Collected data
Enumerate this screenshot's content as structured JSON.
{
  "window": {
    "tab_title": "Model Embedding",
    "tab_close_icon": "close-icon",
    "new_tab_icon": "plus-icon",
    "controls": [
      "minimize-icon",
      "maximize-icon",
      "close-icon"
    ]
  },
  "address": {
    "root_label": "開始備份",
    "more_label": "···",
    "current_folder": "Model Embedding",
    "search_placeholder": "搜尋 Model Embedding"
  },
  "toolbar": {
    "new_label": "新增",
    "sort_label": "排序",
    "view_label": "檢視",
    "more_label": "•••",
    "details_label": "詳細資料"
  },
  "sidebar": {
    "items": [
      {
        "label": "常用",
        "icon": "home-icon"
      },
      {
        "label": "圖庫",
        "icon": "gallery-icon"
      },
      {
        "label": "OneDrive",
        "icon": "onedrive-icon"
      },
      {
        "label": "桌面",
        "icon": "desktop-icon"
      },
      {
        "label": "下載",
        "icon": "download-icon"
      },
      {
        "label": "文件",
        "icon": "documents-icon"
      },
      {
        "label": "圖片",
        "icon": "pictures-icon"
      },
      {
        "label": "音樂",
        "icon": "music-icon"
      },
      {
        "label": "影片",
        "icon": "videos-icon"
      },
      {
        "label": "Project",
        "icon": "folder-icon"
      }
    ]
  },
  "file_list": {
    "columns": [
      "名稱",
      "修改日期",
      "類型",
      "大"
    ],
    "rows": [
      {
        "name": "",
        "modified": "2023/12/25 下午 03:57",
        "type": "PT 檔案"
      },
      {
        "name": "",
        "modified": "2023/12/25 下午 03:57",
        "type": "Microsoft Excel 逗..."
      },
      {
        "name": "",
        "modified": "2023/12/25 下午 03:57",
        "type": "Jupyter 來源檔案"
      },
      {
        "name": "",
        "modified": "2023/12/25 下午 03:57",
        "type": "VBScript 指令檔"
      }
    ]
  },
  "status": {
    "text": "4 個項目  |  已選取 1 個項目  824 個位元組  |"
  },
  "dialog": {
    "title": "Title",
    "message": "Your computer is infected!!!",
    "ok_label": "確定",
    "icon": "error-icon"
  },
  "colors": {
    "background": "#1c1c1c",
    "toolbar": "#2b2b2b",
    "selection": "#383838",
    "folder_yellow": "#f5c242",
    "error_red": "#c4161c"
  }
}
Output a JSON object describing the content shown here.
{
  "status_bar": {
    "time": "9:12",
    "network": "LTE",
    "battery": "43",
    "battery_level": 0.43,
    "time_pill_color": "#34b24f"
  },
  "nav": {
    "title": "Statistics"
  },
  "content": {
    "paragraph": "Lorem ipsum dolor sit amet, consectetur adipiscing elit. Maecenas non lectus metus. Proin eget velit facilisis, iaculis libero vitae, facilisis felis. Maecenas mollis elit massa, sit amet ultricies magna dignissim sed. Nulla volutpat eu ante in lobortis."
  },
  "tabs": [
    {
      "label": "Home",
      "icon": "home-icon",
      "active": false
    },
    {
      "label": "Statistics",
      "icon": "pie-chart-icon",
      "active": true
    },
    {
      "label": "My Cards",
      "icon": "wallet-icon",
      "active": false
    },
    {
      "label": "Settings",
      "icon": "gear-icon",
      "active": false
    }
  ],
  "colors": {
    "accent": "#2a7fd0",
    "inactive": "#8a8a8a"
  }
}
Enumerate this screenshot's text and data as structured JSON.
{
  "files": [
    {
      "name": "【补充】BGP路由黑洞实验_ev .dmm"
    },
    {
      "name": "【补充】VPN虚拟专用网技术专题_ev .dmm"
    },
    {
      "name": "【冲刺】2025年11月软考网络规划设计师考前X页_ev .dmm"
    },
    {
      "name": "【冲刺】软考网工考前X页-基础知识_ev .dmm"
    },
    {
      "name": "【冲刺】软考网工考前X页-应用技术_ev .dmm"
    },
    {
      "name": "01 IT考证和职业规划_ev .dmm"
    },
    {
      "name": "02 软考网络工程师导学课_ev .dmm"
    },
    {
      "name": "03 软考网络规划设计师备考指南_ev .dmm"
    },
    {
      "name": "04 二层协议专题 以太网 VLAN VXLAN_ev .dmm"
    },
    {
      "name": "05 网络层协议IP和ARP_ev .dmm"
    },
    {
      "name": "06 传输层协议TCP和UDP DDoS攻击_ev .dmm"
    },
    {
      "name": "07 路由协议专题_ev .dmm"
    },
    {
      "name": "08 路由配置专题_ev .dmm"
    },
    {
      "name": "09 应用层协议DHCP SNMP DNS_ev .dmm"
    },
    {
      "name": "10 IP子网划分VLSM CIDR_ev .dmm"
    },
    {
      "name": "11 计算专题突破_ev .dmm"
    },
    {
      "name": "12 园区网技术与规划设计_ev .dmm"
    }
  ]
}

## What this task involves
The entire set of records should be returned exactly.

## Answer section
Enumerate this screenshot's content as structured JSON.
{
  "window": {
    "tab_title": "Model Embedding",
    "tab_close_icon": "close-icon",
    "new_tab_icon": "plus-icon",
    "controls": [
      "minimize-icon",
      "maximize-icon",
      "close-icon"
    ]
  },
  "address": {
    "root_label": "開始備份",
    "more_label": "···",
    "current_folder": "Model Embedding",
    "search_placeholder": "搜尋 Model Embedding"
  },
  "toolbar": {
    "new_label": "新增",
    "sort_label": "排序",
    "view_label": "檢視",
    "more_label": "•••",
    "details_label": "詳細資料"
  },
  "sidebar": {
    "items": [
      {
        "label": "常用",
        "icon": "home-icon"
      },
      {
        "label": "圖庫",
        "icon": "gallery-icon"
      },
      {
        "label": "OneDrive",
        "icon": "onedrive-icon"
      },
      {
        "label": "桌面",
        "icon": "desktop-icon"
      },
      {
        "label": "下載",
        "icon": "download-icon"
      },
      {
        "label": "文件",
        "icon": "documents-icon"
      },
      {
        "label": "圖片",
        "icon": "pictures-icon"
      },
      {
        "label": "音樂",
        "icon": "music-icon"
      },
      {
        "label": "影片",
        "icon": "videos-icon"
      },
      {
        "label": "Project",
        "icon": "folder-icon"
      }
    ]
  },
  "file_list": {
    "columns": [
      "名稱",
      "修改日期",
      "類型",
      "大"
    ],
    "rows": [
      {
        "name": "",
        "modified": "2023/12/25 下午 03:57",
        "type": "PT 檔案"
      },
      {
        "name": "",
        "modified": "2023/12/25 下午 03:57",
        "type": "Microsoft Excel 逗..."
      },
      {
        "name": "",
        "modified": "2023/12/25 下午 03:57",
        "type": "Jupyter 來源檔案"
      },
      {
        "name": "",
        "modified": "2023/12/25 下午 03:57",
        "type": "VBScript 指令檔"
      }
    ]
  },
  "status": {
    "text": "4 個項目  |  已選取 1 個項目  824 個位元組  |"
  },
  "dialog": {
    "title": "Title",
    "message": "Your computer is infected!!!",
    "ok_label": "確定",
    "icon": "error-icon"
  },
  "colors": {
    "background": "#1c1c1c",
    "toolbar": "#2b2b2b",
    "selection": "#383838",
    "folder_yellow": "#f5c242",
    "error_red": "#c4161c"
  }
}
Output a JSON object describing the content shown here.
{
  "status_bar": {
    "time": "9:12",
    "network": "LTE",
    "battery": "43",
    "battery_level": 0.43,
    "time_pill_color": "#34b24f"
  },
  "nav": {
    "title": "Statistics"
  },
  "content": {
    "paragraph": "Lorem ipsum dolor sit amet, consectetur adipiscing elit. Maecenas non lectus metus. Proin eget velit facilisis, iaculis libero vitae, facilisis felis. Maecenas mollis elit massa, sit amet ultricies magna dignissim sed. Nulla volutpat eu ante in lobortis."
  },
  "tabs": [
    {
      "label": "Home",
      "icon": "home-icon",
      "active": false
    },
    {
      "label": "Statistics",
      "icon": "pie-chart-icon",
      "active": true
    },
    {
      "label": "My Cards",
      "icon": "wallet-icon",
      "active": false
    },
    {
      "label": "Settings",
      "icon": "gear-icon",
      "active": false
    }
  ],
  "colors": {
    "accent": "#2a7fd0",
    "inactive": "#8a8a8a"
  }
}
Enumerate this screenshot's text and data as structured JSON.
{
  "files": [
    {
      "name": "【补充】BGP路由黑洞实验_ev .dmm"
    },
    {
      "name": "【补充】VPN虚拟专用网技术专题_ev .dmm"
    },
    {
      "name": "【冲刺】2025年11月软考网络规划设计师考前X页_ev .dmm"
    },
    {
      "name": "【冲刺】软考网工考前X页-基础知识_ev .dmm"
    },
    {
      "name": "【冲刺】软考网工考前X页-应用技术_ev .dmm"
    },
    {
      "name": "01 IT考证和职业规划_ev .dmm"
    },
    {
      "name": "02 软考网络工程师导学课_ev .dmm"
    },
    {
      "name": "03 软考网络规划设计师备考指南_ev .dmm"
    },
    {
      "name": "04 二层协议专题 以太网 VLAN VXLAN_ev .dmm"
    },
    {
      "name": "05 网络层协议IP和ARP_ev .dmm"
    },
    {
      "name": "06 传输层协议TCP和UDP DDoS攻击_ev .dmm"
    },
    {
      "name": "07 路由协议专题_ev .dmm"
    },
    {
      "name": "08 路由配置专题_ev .dmm"
    },
    {
      "name": "09 应用层协议DHCP SNMP DNS_ev .dmm"
    },
    {
      "name": "10 IP子网划分VLSM CIDR_ev .dmm"
    },
    {
      "name": "11 计算专题突破_ev .dmm"
    },
    {
      "name": "12 园区网技术与规划设计_ev .dmm"
    }
  ]
}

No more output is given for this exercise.